> **EXERCISE**: Please copy each line of the listing that includes the string "glyph".

> **ENTRIES SHOWN**:
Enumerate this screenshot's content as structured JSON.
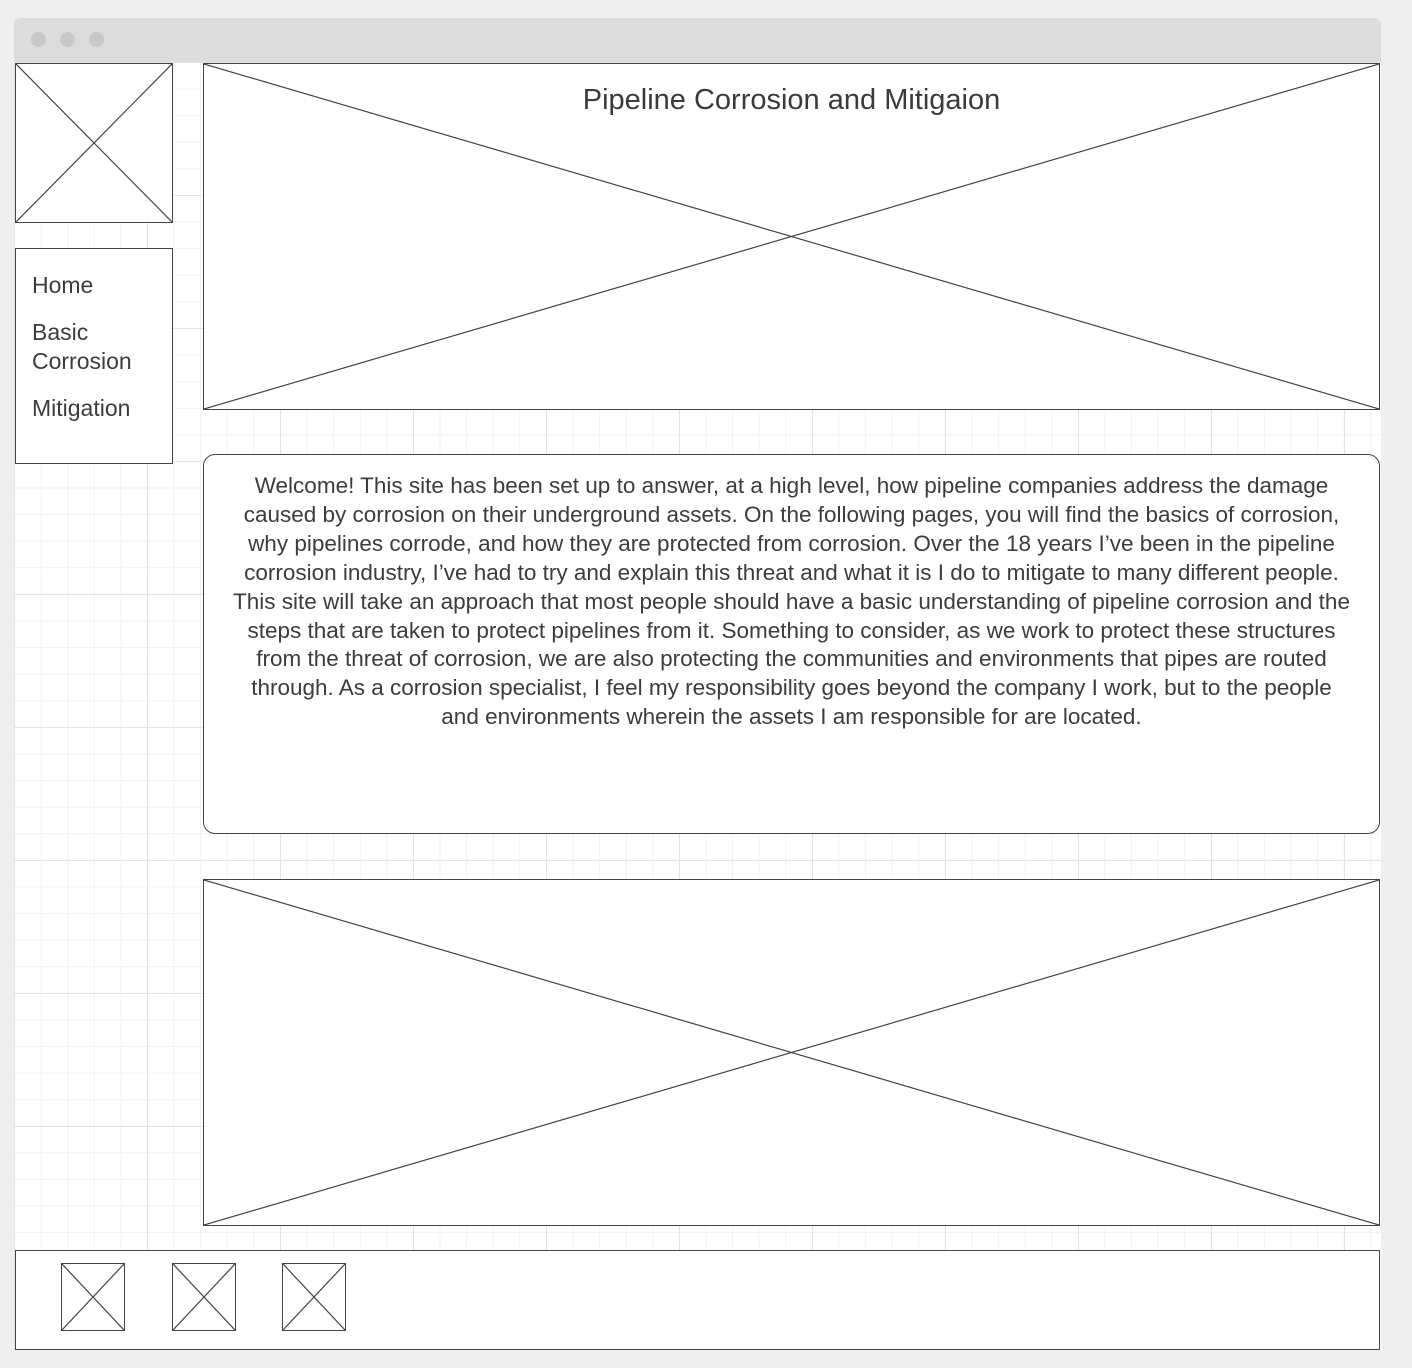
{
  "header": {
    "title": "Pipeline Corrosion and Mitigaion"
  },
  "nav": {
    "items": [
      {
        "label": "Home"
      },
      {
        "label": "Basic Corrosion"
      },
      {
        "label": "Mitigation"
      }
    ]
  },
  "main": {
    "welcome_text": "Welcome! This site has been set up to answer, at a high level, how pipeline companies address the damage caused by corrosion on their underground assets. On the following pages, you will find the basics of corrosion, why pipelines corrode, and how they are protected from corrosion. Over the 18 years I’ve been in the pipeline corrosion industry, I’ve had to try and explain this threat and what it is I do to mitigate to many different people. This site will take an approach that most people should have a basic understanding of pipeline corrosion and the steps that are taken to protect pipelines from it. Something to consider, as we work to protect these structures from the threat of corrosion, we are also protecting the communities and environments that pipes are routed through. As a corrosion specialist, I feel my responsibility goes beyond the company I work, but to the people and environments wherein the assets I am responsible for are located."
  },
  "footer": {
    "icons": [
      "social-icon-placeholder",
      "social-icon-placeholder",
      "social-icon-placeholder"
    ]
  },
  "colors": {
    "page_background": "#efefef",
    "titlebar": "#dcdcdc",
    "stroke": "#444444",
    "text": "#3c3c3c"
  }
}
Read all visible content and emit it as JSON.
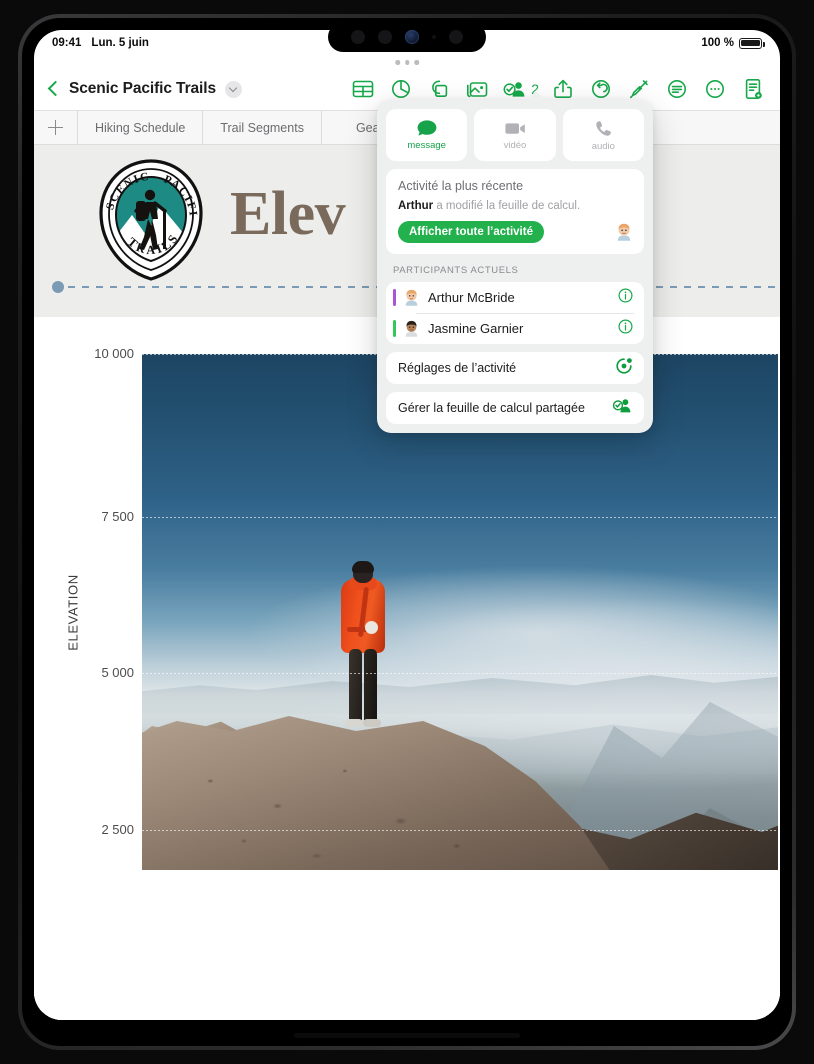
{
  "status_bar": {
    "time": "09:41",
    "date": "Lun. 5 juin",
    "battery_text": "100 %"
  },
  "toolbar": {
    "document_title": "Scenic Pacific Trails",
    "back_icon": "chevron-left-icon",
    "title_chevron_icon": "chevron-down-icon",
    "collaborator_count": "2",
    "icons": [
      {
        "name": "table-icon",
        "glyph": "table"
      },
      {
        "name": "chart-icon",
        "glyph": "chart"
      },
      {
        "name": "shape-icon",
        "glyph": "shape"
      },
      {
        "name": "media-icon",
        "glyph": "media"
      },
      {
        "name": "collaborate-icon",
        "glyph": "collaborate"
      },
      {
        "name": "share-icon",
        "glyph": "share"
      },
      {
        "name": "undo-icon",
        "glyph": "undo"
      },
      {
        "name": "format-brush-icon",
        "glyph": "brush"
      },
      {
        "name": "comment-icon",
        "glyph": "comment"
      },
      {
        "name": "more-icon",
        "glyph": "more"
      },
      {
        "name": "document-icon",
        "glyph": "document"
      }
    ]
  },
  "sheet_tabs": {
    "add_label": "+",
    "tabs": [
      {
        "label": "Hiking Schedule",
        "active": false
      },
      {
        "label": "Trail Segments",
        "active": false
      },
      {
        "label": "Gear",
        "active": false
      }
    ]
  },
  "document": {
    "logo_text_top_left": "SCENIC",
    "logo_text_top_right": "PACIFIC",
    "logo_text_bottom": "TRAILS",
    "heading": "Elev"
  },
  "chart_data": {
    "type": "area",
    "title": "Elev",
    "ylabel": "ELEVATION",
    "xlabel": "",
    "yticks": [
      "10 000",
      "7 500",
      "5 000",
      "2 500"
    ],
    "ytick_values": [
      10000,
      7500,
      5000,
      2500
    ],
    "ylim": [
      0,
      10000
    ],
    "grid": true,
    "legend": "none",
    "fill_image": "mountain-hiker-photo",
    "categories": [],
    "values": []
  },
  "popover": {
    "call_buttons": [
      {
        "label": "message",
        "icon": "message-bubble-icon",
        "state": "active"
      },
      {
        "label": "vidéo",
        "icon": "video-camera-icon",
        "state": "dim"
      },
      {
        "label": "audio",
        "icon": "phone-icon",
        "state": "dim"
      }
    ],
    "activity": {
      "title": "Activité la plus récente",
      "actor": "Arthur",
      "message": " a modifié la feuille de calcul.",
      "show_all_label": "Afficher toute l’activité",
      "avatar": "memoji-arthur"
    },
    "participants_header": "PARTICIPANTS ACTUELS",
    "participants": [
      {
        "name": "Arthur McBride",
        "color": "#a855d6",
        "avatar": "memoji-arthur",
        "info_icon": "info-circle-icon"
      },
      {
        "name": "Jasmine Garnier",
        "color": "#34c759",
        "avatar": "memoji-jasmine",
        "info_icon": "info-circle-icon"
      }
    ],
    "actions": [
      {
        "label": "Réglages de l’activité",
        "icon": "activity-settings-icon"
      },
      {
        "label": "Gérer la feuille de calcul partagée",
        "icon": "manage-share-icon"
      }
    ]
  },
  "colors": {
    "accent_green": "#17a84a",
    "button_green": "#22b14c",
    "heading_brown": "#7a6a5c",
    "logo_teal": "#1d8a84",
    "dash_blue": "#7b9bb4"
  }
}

> **SOLUTION FOR THIS PROBLEM**:
        "glyph": "table"
        "glyph": "chart"
        "glyph": "shape"
        "glyph": "media"
        "glyph": "collaborate"
        "glyph": "share"
        "glyph": "undo"
        "glyph": "brush"
        "glyph": "comment"
        "glyph": "more"
        "glyph": "document"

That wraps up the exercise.